Will you output all of the data below exactly, omitting the images?

DATA SECTION
____________________

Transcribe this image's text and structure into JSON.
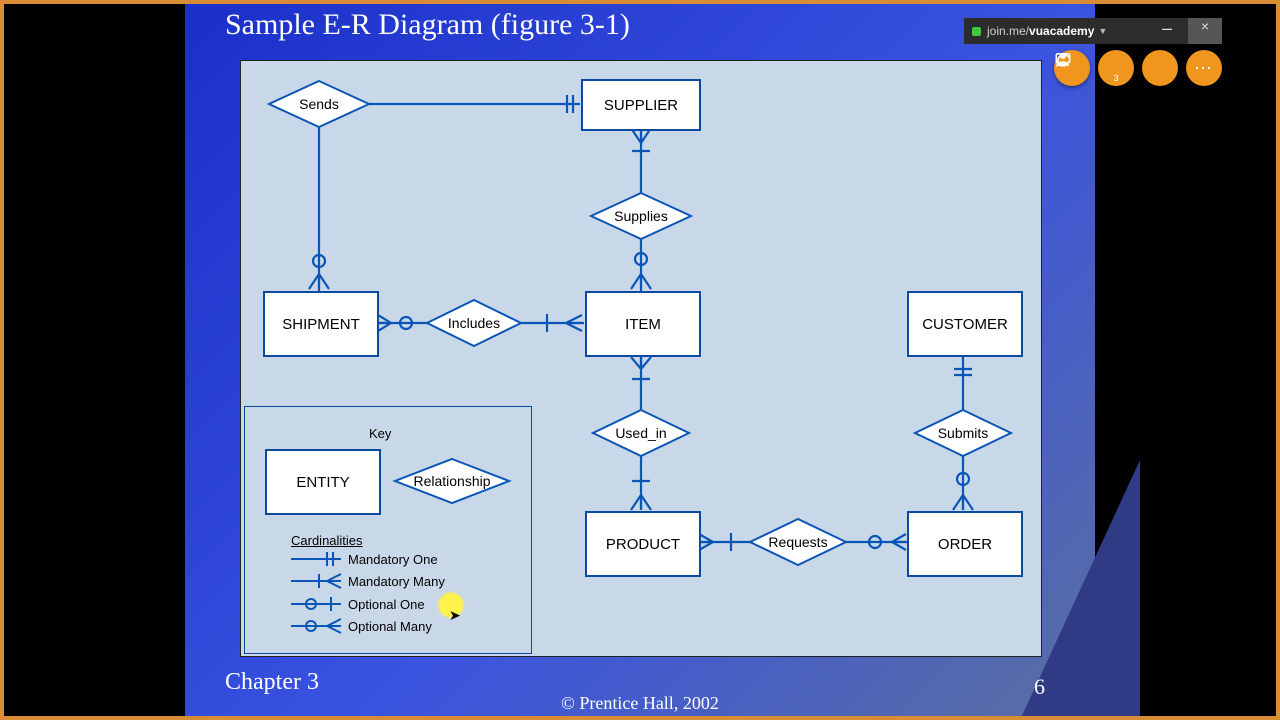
{
  "slide": {
    "title": "Sample E-R Diagram (figure 3-1)",
    "chapter": "Chapter 3",
    "copyright": "© Prentice Hall, 2002",
    "pageNumber": "6"
  },
  "entities": {
    "supplier": "SUPPLIER",
    "shipment": "SHIPMENT",
    "item": "ITEM",
    "customer": "CUSTOMER",
    "product": "PRODUCT",
    "order": "ORDER"
  },
  "relationships": {
    "sends": "Sends",
    "supplies": "Supplies",
    "includes": "Includes",
    "used_in": "Used_in",
    "submits": "Submits",
    "requests": "Requests"
  },
  "key": {
    "heading": "Key",
    "entity": "ENTITY",
    "relationship": "Relationship",
    "cardinalitiesHeading": "Cardinalities",
    "items": {
      "mandatoryOne": "Mandatory One",
      "mandatoryMany": "Mandatory Many",
      "optionalOne": "Optional One",
      "optionalMany": "Optional Many"
    }
  },
  "joinme": {
    "prefix": "join.me/",
    "room": "vuacademy"
  },
  "colors": {
    "line": "#0a55b8",
    "entBorder": "#0a4aa0",
    "slideBlue": "#1a2fc9",
    "orange": "#f0951e",
    "frame": "#d98c36"
  }
}
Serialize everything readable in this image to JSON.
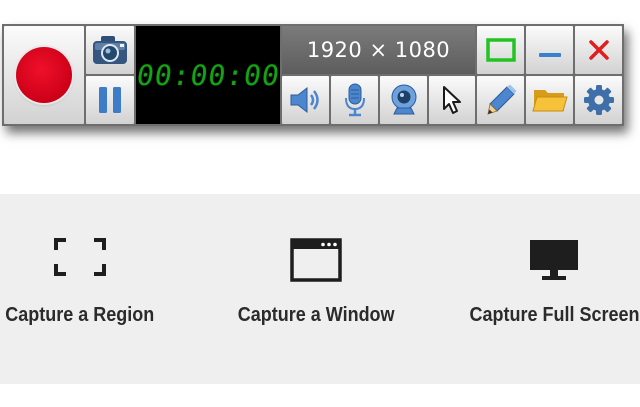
{
  "recorder": {
    "timer": "00:00:00",
    "resolution": "1920 × 1080",
    "buttons": {
      "record": "record-icon",
      "screenshot": "camera-icon",
      "pause": "pause-icon",
      "audio": "speaker-icon",
      "microphone": "microphone-icon",
      "webcam": "webcam-icon",
      "cursor": "cursor-icon",
      "draw": "pencil-icon",
      "folder": "folder-icon",
      "settings": "gear-icon",
      "frame": "frame-icon",
      "minimize": "minimize-icon",
      "close": "close-icon"
    },
    "colors": {
      "record": "#e0061f",
      "timer_text": "#13a313",
      "frame": "#22c322",
      "close": "#e01e1e",
      "minimize": "#3b7fd1"
    }
  },
  "capture_modes": [
    {
      "label": "Capture a Region",
      "icon": "region-icon"
    },
    {
      "label": "Capture a Window",
      "icon": "window-icon"
    },
    {
      "label": "Capture Full Screen",
      "icon": "monitor-icon"
    }
  ]
}
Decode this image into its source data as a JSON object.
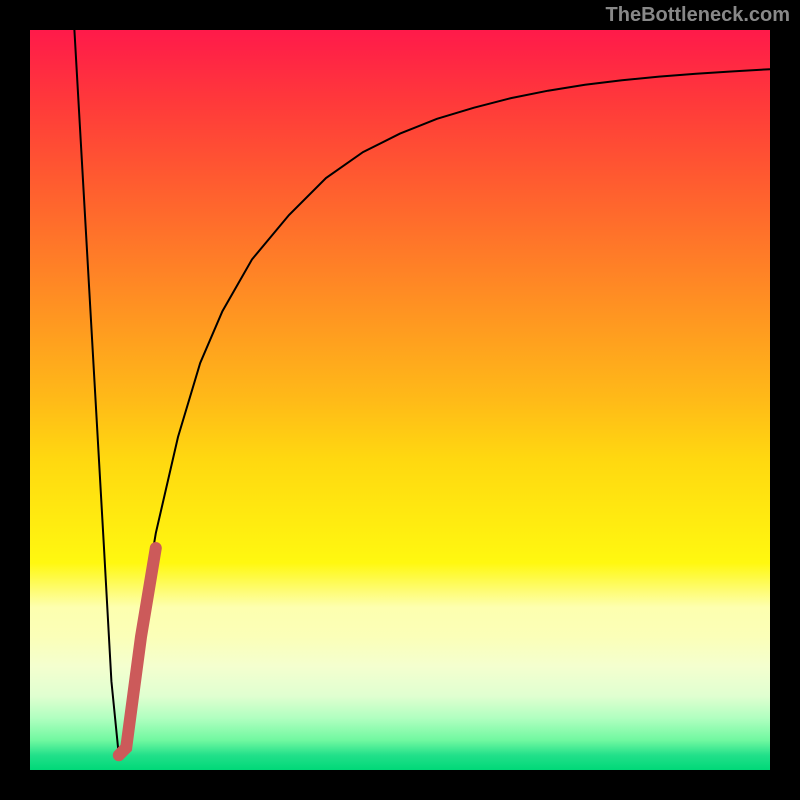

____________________

SOLVED PROBLEM
Transcribe this image's text and structure into JSON.
{
  "slide": {
    "title": "Sample E-R Diagram (figure 3-1)",
    "chapter": "Chapter 3",
    "copyright": "© Prentice Hall, 2002",
    "pageNumber": "6"
  },
  "entities": {
    "supplier": "SUPPLIER",
    "shipment": "SHIPMENT",
    "item": "ITEM",
    "customer": "CUSTOMER",
    "product": "PRODUCT",
    "order": "ORDER"
  },
  "relationships": {
    "sends": "Sends",
    "supplies": "Supplies",
    "includes": "Includes",
    "used_in": "Used_in",
    "submits": "Submits",
    "requests": "Requests"
  },
  "key": {
    "heading": "Key",
    "entity": "ENTITY",
    "relationship": "Relationship",
    "cardinalitiesHeading": "Cardinalities",
    "items": {
      "mandatoryOne": "Mandatory One",
      "mandatoryMany": "Mandatory Many",
      "optionalOne": "Optional One",
      "optionalMany": "Optional Many"
    }
  },
  "joinme": {
    "prefix": "join.me/",
    "room": "vuacademy"
  },
  "colors": {
    "line": "#0a55b8",
    "entBorder": "#0a4aa0",
    "slideBlue": "#1a2fc9",
    "orange": "#f0951e",
    "frame": "#d98c36"
  }
}
Serialize everything readable in this image to JSON.
{
  "recorder": {
    "timer": "00:00:00",
    "resolution": "1920 × 1080",
    "buttons": {
      "record": "record-icon",
      "screenshot": "camera-icon",
      "pause": "pause-icon",
      "audio": "speaker-icon",
      "microphone": "microphone-icon",
      "webcam": "webcam-icon",
      "cursor": "cursor-icon",
      "draw": "pencil-icon",
      "folder": "folder-icon",
      "settings": "gear-icon",
      "frame": "frame-icon",
      "minimize": "minimize-icon",
      "close": "close-icon"
    },
    "colors": {
      "record": "#e0061f",
      "timer_text": "#13a313",
      "frame": "#22c322",
      "close": "#e01e1e",
      "minimize": "#3b7fd1"
    }
  },
  "capture_modes": [
    {
      "label": "Capture a Region",
      "icon": "region-icon"
    },
    {
      "label": "Capture a Window",
      "icon": "window-icon"
    },
    {
      "label": "Capture Full Screen",
      "icon": "monitor-icon"
    }
  ]
}
Decode this image into its source data as a JSON object.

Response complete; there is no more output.